What is needed
Report each line of the records where "label" occurs.
[Records for this task Boundary: Start]
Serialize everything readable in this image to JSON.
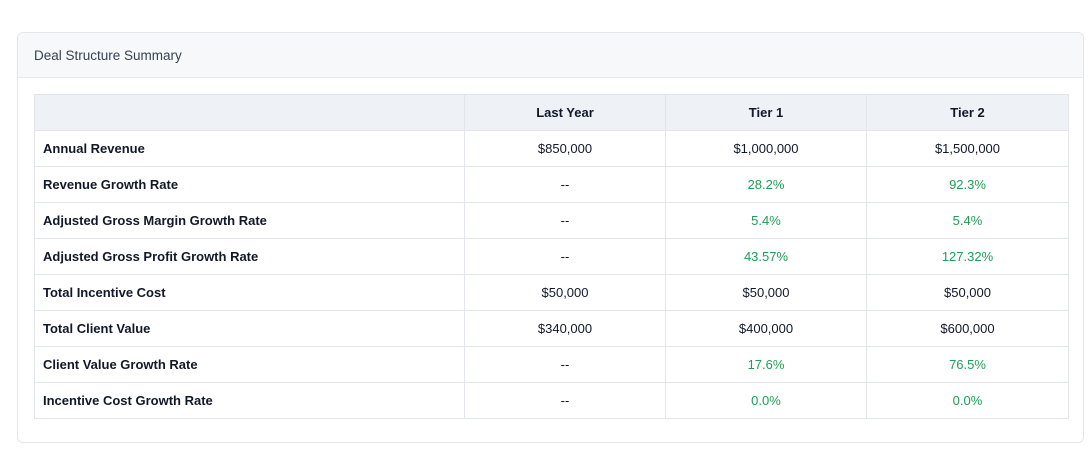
{
  "card": {
    "title": "Deal Structure Summary"
  },
  "table": {
    "columns": [
      "",
      "Last Year",
      "Tier 1",
      "Tier 2"
    ],
    "rows": [
      {
        "label": "Annual Revenue",
        "values": [
          "$850,000",
          "$1,000,000",
          "$1,500,000"
        ],
        "highlight": [
          false,
          false,
          false
        ]
      },
      {
        "label": "Revenue Growth Rate",
        "values": [
          "--",
          "28.2%",
          "92.3%"
        ],
        "highlight": [
          false,
          true,
          true
        ]
      },
      {
        "label": "Adjusted Gross Margin Growth Rate",
        "values": [
          "--",
          "5.4%",
          "5.4%"
        ],
        "highlight": [
          false,
          true,
          true
        ]
      },
      {
        "label": "Adjusted Gross Profit Growth Rate",
        "values": [
          "--",
          "43.57%",
          "127.32%"
        ],
        "highlight": [
          false,
          true,
          true
        ]
      },
      {
        "label": "Total Incentive Cost",
        "values": [
          "$50,000",
          "$50,000",
          "$50,000"
        ],
        "highlight": [
          false,
          false,
          false
        ]
      },
      {
        "label": "Total Client Value",
        "values": [
          "$340,000",
          "$400,000",
          "$600,000"
        ],
        "highlight": [
          false,
          false,
          false
        ]
      },
      {
        "label": "Client Value Growth Rate",
        "values": [
          "--",
          "17.6%",
          "76.5%"
        ],
        "highlight": [
          false,
          true,
          true
        ]
      },
      {
        "label": "Incentive Cost Growth Rate",
        "values": [
          "--",
          "0.0%",
          "0.0%"
        ],
        "highlight": [
          false,
          true,
          true
        ]
      }
    ]
  },
  "colors": {
    "positive": "#1f9d55",
    "header_bg": "#eef2f7"
  }
}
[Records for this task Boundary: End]
Response to the exercise
        "label": "Annual Revenue",
        "label": "Revenue Growth Rate",
        "label": "Adjusted Gross Margin Growth Rate",
        "label": "Adjusted Gross Profit Growth Rate",
        "label": "Total Incentive Cost",
        "label": "Total Client Value",
        "label": "Client Value Growth Rate",
        "label": "Incentive Cost Growth Rate",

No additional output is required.